Two weeks ago I introduced the concept of 10 Commandments for business leaders _ and for anyone else wishing to have a successful and fulfilled life. Many of these concepts are based on Buddhist thought but the values they represent are universal.
I was moved to write this series because many think of business executives as people whose main focus is generating revenue and profit. However, I have met many executives who think deeply about their place in the world and are hungry to learn the true meaning of life.
In the Oct 3 column I noted that these 10 Commandments could be divided into three groups for different stages in life. The first three _ being with wise people, being in the right place, and being active in education and self-learning _ provide a solid foundation for early life. We then moved on to the journey through midlife, with the fourth and fifth commandments focused on right duty and right living and profession. Today we continue with three more commandments for the midlife journey and a final two for old age.
6. The right behaviour: Unexpected consequences can easily arise from careless thought. People should be considerate and behave in a virtuous manner at all times. Mindfulness is a key element in this regard.
Another successful executive, Sumrit Tantidilokkul, the managing director of Sub Sri Thai Plc (SST), the successful document warehouse and operator of the Au Bon Pain, Dunkin' Donuts and Baskin-Robbins chains in Thailand, once shared the following with me:
"A leader must have integrity and ethical standards all the time. When it comes to the qualities of a leader, being a good person is second to none. I always follow the Five Precepts of Buddhist teaching, which are do not kill, steal, engage in sexual misconduct, make false speech or take intoxicants."
7. Taking good care of others: People must be aware that without help and support from others, they could not get very far in life. Therefore, whenever the opportunity arises, they should give back to others as well.
Besides showing gratitude, humility is also an exemplary quality. Human being should hold fast to this quality in order for others to accept and listen to them. This way they can build relationships that may support a better life together.
Khunying Jada Wattanasiritham, who led Siam Commercial Bank for many years and remains active in the anti-corruption movement, once told me: "I have no desire to order people to do things according to my opinion. I prefer to listen first in order to understand them clearly. If we have different views, my job as a leader is to explain and convince them of my reasons and the rationale behind my decision."
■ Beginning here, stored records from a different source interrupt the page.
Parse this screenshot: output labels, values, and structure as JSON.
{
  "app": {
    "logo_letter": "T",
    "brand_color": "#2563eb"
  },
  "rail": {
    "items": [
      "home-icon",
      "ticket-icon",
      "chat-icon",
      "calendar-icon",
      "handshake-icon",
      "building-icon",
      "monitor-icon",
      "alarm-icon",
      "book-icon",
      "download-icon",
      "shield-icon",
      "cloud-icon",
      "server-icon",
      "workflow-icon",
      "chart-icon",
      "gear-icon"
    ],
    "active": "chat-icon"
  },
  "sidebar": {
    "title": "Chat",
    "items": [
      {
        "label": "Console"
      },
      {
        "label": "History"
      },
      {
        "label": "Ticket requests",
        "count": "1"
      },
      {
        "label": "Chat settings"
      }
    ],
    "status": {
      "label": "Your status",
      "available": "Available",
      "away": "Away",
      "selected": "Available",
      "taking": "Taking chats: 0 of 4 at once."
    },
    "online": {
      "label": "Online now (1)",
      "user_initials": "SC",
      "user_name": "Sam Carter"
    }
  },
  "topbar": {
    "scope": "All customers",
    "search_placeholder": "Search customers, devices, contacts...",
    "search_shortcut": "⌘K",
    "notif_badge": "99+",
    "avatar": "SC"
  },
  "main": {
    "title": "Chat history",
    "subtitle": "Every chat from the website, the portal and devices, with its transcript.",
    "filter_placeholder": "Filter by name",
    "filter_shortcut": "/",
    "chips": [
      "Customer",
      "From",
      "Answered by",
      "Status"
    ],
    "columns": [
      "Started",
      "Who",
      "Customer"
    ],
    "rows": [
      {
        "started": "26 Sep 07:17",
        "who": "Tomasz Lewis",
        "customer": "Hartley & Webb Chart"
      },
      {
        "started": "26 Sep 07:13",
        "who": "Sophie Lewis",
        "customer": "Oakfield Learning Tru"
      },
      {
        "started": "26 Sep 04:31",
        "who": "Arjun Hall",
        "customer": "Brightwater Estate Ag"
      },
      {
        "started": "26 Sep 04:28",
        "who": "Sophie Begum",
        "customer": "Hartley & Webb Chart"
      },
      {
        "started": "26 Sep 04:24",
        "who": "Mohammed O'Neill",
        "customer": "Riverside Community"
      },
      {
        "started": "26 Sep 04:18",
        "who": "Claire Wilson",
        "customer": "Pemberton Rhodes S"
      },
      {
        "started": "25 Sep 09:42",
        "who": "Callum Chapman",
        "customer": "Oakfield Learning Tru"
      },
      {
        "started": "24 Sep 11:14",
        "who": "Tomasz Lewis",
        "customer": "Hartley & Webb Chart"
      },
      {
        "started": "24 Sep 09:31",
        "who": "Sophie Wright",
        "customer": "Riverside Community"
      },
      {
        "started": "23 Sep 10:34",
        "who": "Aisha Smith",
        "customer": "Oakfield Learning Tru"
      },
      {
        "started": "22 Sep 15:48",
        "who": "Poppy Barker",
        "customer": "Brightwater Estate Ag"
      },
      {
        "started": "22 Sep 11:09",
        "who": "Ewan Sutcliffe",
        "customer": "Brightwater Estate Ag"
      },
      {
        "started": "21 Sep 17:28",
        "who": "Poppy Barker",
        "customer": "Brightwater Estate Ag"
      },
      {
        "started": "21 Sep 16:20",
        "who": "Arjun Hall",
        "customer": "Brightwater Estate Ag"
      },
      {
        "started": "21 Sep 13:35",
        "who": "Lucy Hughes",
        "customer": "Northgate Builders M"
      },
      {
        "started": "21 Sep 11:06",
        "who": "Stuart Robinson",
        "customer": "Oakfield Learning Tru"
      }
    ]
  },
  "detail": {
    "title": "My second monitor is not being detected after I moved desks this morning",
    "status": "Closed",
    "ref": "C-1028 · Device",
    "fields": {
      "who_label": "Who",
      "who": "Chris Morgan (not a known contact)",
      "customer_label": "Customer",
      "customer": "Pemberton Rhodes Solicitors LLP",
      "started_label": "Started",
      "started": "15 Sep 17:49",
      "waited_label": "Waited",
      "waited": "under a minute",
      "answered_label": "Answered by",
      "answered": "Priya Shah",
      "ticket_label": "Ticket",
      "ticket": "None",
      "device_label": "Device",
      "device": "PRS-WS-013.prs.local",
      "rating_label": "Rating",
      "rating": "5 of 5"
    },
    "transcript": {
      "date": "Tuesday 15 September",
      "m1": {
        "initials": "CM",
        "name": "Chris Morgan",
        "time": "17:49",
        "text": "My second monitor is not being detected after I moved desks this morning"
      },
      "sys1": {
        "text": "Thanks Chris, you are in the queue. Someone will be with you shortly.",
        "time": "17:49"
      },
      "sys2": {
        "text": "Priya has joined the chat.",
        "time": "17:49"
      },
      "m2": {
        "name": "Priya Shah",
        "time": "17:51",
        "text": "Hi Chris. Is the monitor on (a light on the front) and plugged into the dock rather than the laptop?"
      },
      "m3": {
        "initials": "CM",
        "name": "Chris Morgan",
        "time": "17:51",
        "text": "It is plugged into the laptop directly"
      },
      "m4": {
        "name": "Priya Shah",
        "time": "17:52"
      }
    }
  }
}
8. Taking good care of one's self: In a world influenced by materialism, it is not easy to get away from greed and defilement. Talking with a spiritual thinker can help refresh you and opening your eyes to a new world of reality in Dhamma. Many top business executives make time for meditation practice, occasionally wit accomplished spiritual teachers.
In order to be better people, we all need to have the attitude to listen to the others and learn from them. Some of us may have low emotional resilience but we all can practise how to think, behave and welcome new ideas. As well, we need to be patient in the face of difficulty, suffering and disappointment from the acts of others.
Oranuch Apisaksirikul, the chief executive of Tisco Financial Group, expressed it to me this way: "Attentive listening is important for a leader. Leaders must dedicate themselves to explaining, teaching and transferring knowledge and good ways of thinking to their followers."
Toward peace of mind: Awareness in later life: After many long years in the working world, with all its moments of satisfaction and dissatisfaction, we can rely on the last two of the 10 commandments to help sustain us toward the end of our journey.
9. Living with the right attitude: This means to practise mindfulness, self-awareness and meditation at the end. In doing so, people will have time to think about what really matters in their lives. They may also take guidance from the Four Noble Truths, which aim to end human suffering, and the Noble Eightfold Path, which is the right view, right intention, right speech, right action, right livelihood, right effort, right mindfulness and right concentration.
Anurat Tiamtan, the chairwoman of Tipco Foods (Thailand) Plc, once says to me, "We always focus on our people. Their wellbeing and a suitable working atmosphere are our top concern. We encourage our employees to participate in CSR voluntarily. Some of them also practise Buddhist meditation, including me."
10. Living with a spiritual mind: We always take good care of our physical bodies but not many of us devote as much attention to our minds. Therefore, people should have mindfulness in order not to become trapped in sorrow which is a result of disappointment. They should be emotionally aware and monitor their thinking all the time.
There are eight worldly conditions to which human beings form emotional attachments, for better or worse: gain, loss, fame (rank and dignity), obscurity, blame, praise, happiness and pain.
Anurut Vongvanij, the president of British Dispensary, is believer in Buddhism as a path to both a better life and better business performance.
"I believe that Buddhism can help human beings to be tolerant and more patient when dealing with uncertainty in life and business," he says. "Buddhist practice will not slow our employees down when dealing with business, but it will help them to be not too aggressive.
"Stress comes from all directions. Not all employees will achieve the same results, but as they start practising, they will receive positive results not only for themselves but also for their families and co-workers."
Sorayuth Vathanavisuth teaches at Mahidol University's College of Management. His areas of interest are Buddhist management, leadership development and executive coaching. He can be reached at firstname.lastname@example.org